During the Great Depression, public schools in Ohio faced a financial crisis. Most schools received their funding through property taxes. Many Ohioans failed to pay their taxes because of the difficult economic times. As a result of people's failure to pay their taxes, schools had less money to pay educational expenses. Exacerbating the situation, Ohio voters limited taxes on real estate to ten mills, further reducing the funds available to public schools.

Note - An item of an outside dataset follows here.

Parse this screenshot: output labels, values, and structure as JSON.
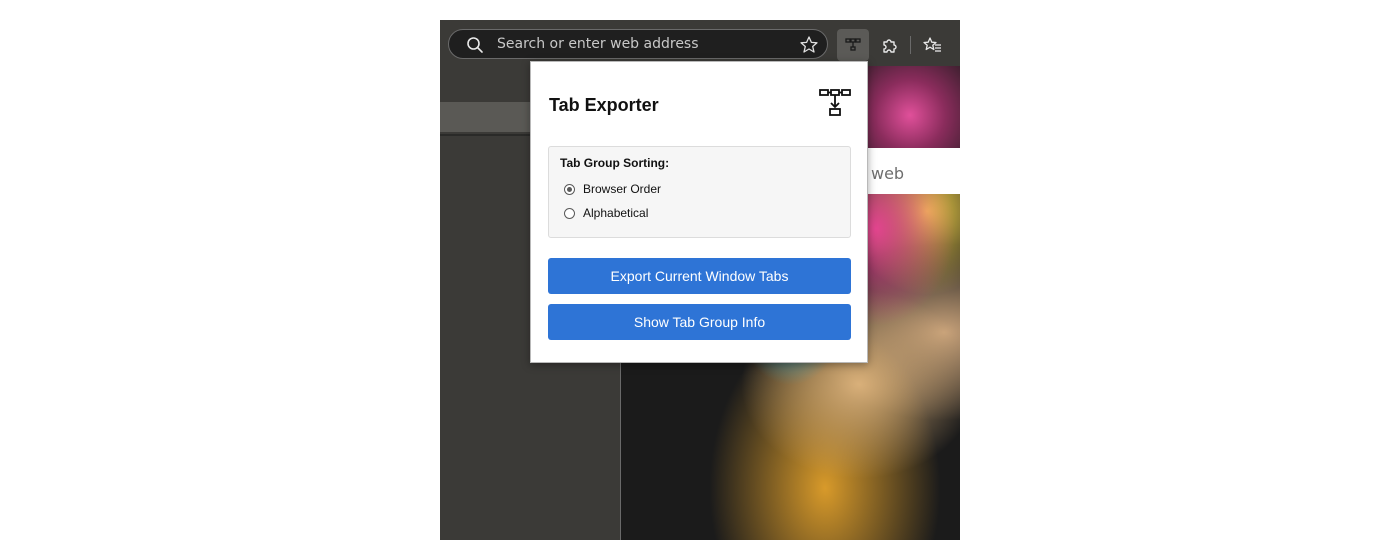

To prevent the financial collapse of the public school system in Ohio, the state legislature implemented the Ohio Retail Sales Tax Law of 1935. Before 1935, sale taxes in Ohio were rare. There had been sales taxes on cigarettes and on gasoline, but most products escaped taxation. Under the Ohio Retail Sales Tax Law of 1935, the Ohio legislature continued to tax cigarettes and gasoline, but now most items sold in stores faced taxation. The sales tax dramatically increased money to schools. Enacted on January 1, 1935, in its first year the Ohio Retail Sales Tax Law of 1935 provided more than 16.8 million dollars to public schools. The sales tax actually brought in more than 47.8 million dollars in 1935. The remaining money went to local governments, to relief for the poor, to retirement pensions, to administrative and collection costs, as well as to several other areas. The Ohio Retail Sales Tax Law of 1935 marked a dramatic shift in funding for public schools. First of all, the state was playing a larger role in school funding than ever before in Ohio's history. In addition, the shift to a sales tax illustrated a declining reliance on property taxes to finance schools to other forms of taxation.